**WORK TO COMPLETE:** Sift the listing for lines that hold the string "icon" and pull them out.
=== Section Start ===
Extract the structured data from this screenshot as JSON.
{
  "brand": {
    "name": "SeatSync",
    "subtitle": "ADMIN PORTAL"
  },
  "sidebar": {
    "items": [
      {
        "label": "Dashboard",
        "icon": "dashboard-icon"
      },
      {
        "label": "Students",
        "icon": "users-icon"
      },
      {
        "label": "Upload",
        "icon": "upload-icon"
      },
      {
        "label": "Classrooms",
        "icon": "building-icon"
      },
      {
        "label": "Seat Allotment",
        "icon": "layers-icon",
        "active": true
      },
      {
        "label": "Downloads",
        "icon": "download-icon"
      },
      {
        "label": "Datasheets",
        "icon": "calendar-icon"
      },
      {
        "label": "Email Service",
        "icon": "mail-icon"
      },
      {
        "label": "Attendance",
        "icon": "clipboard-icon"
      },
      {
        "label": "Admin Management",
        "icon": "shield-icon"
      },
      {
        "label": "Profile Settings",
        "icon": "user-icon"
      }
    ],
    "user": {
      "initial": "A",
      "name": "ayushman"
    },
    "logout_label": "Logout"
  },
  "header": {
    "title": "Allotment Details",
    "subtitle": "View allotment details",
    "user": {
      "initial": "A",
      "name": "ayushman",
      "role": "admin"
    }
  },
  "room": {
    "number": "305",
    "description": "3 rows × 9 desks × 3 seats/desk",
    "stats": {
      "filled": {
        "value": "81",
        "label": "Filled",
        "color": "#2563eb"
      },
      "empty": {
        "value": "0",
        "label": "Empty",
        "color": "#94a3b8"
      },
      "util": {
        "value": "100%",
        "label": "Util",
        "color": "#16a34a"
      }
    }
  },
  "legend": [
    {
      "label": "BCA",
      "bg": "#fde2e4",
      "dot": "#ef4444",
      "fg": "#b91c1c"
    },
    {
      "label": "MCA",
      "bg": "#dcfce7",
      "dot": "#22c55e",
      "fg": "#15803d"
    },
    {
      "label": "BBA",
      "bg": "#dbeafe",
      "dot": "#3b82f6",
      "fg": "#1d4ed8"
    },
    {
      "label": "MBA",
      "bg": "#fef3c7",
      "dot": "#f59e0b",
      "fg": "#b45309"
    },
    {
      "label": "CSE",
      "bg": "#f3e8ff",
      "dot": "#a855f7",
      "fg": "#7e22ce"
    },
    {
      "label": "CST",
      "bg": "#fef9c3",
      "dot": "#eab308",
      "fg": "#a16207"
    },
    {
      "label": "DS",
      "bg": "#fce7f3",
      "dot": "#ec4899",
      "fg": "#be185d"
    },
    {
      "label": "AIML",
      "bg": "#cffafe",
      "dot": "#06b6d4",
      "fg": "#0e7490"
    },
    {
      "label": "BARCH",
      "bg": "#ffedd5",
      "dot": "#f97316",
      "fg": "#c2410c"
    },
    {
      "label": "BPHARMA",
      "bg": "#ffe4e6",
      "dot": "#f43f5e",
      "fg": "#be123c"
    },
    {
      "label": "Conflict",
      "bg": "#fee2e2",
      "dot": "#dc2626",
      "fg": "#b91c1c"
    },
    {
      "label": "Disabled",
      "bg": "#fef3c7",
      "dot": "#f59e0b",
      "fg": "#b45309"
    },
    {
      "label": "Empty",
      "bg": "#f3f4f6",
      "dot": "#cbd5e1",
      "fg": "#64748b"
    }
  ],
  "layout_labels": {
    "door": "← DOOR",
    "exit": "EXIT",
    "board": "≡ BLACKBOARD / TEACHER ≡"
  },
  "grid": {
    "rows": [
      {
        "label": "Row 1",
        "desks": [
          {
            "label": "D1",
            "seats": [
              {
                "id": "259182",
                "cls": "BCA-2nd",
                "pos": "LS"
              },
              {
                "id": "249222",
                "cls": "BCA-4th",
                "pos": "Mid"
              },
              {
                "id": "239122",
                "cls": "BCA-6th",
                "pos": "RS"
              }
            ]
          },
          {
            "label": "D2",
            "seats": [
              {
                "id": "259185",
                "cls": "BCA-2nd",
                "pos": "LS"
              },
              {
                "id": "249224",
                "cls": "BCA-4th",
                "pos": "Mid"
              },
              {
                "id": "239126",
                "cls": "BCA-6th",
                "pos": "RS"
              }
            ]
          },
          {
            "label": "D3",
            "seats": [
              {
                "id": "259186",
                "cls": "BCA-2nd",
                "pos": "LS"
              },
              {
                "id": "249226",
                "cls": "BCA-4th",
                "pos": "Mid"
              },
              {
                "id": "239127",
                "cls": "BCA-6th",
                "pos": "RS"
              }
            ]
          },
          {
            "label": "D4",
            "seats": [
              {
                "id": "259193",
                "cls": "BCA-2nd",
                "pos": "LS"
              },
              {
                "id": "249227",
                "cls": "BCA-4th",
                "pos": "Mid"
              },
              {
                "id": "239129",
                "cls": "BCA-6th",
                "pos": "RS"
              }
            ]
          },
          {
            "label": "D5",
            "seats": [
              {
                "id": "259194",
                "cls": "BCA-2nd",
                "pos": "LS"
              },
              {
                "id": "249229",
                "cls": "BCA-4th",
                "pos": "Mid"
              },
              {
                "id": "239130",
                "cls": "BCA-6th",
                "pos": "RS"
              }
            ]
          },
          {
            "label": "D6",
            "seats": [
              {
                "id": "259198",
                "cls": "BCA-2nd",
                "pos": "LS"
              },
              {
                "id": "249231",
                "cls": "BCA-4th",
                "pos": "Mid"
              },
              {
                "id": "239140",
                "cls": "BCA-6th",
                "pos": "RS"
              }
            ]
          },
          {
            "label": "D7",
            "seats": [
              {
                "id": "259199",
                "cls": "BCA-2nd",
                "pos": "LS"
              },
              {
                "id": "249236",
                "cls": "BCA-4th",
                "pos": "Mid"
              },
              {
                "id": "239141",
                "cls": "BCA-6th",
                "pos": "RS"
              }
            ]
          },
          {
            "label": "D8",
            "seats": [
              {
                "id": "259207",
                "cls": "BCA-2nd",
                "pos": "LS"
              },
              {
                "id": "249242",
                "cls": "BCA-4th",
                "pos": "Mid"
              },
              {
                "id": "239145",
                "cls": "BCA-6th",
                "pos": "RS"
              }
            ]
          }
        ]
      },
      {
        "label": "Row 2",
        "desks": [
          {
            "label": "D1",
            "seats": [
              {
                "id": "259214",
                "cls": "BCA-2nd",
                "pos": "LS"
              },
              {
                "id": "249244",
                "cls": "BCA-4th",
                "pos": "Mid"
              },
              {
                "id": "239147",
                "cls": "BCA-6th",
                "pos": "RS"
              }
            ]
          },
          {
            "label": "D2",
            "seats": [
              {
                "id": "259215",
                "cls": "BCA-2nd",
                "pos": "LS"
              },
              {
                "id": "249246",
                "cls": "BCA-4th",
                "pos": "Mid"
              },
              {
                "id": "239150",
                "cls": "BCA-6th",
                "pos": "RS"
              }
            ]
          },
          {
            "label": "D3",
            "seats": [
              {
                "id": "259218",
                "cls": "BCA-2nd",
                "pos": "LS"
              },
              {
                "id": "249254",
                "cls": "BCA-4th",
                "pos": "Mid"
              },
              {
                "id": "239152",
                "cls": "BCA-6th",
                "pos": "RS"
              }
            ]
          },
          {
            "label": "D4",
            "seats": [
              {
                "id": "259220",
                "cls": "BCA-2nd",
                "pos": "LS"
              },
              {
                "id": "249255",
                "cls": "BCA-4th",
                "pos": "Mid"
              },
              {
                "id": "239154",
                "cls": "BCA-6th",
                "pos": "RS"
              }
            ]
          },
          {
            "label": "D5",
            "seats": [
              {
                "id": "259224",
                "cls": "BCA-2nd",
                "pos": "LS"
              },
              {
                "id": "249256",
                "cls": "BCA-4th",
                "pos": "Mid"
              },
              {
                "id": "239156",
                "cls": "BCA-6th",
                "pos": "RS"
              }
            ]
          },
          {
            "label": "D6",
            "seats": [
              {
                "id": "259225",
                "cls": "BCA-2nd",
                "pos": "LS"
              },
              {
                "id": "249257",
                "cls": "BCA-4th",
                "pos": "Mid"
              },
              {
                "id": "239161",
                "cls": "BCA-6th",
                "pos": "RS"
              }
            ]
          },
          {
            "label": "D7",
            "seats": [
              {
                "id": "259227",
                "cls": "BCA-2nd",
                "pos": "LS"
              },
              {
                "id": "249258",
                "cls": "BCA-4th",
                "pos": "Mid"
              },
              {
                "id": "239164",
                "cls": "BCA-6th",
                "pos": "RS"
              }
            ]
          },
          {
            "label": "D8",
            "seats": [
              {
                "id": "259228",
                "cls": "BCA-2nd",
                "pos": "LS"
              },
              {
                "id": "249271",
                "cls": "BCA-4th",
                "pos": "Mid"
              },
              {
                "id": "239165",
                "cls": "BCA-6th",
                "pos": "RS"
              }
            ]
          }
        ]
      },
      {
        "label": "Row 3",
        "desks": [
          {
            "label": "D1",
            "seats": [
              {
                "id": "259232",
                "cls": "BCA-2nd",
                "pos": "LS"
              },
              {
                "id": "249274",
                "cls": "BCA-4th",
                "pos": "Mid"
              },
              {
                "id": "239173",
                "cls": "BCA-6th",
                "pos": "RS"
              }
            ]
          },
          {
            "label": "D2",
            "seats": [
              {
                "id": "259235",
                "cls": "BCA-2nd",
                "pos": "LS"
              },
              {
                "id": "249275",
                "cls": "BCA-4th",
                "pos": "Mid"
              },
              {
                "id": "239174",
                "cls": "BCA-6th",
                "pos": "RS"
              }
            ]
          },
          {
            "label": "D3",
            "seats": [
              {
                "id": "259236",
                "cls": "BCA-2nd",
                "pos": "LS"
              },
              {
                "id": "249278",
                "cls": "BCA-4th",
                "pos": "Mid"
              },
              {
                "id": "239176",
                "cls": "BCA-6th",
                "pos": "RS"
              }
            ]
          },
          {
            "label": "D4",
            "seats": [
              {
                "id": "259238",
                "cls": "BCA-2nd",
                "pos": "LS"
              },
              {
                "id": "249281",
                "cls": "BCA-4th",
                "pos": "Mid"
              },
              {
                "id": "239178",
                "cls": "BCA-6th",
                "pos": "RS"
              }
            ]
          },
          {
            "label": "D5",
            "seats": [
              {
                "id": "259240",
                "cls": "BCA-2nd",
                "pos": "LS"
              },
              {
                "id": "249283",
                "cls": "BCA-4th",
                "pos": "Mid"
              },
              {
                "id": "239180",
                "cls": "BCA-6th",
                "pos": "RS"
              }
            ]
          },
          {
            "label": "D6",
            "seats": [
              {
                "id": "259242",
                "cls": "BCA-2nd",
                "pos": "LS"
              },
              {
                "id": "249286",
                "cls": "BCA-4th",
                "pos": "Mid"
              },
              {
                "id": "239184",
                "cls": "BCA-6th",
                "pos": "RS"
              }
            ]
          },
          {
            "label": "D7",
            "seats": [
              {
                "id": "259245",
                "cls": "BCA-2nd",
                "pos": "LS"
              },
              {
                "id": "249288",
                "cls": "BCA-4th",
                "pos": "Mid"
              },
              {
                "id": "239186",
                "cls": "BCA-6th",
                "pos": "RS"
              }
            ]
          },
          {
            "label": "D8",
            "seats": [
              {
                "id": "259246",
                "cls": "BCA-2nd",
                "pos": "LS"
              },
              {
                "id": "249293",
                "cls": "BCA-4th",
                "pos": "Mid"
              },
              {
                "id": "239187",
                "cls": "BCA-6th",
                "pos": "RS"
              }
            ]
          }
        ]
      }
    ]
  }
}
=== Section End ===
**PROBLEM SOLUTION:**
        "icon": "dashboard-icon"
        "icon": "users-icon"
        "icon": "upload-icon"
        "icon": "building-icon"
        "icon": "layers-icon",
        "icon": "download-icon"
        "icon": "calendar-icon"
        "icon": "mail-icon"
        "icon": "clipboard-icon"
        "icon": "shield-icon"
        "icon": "user-icon"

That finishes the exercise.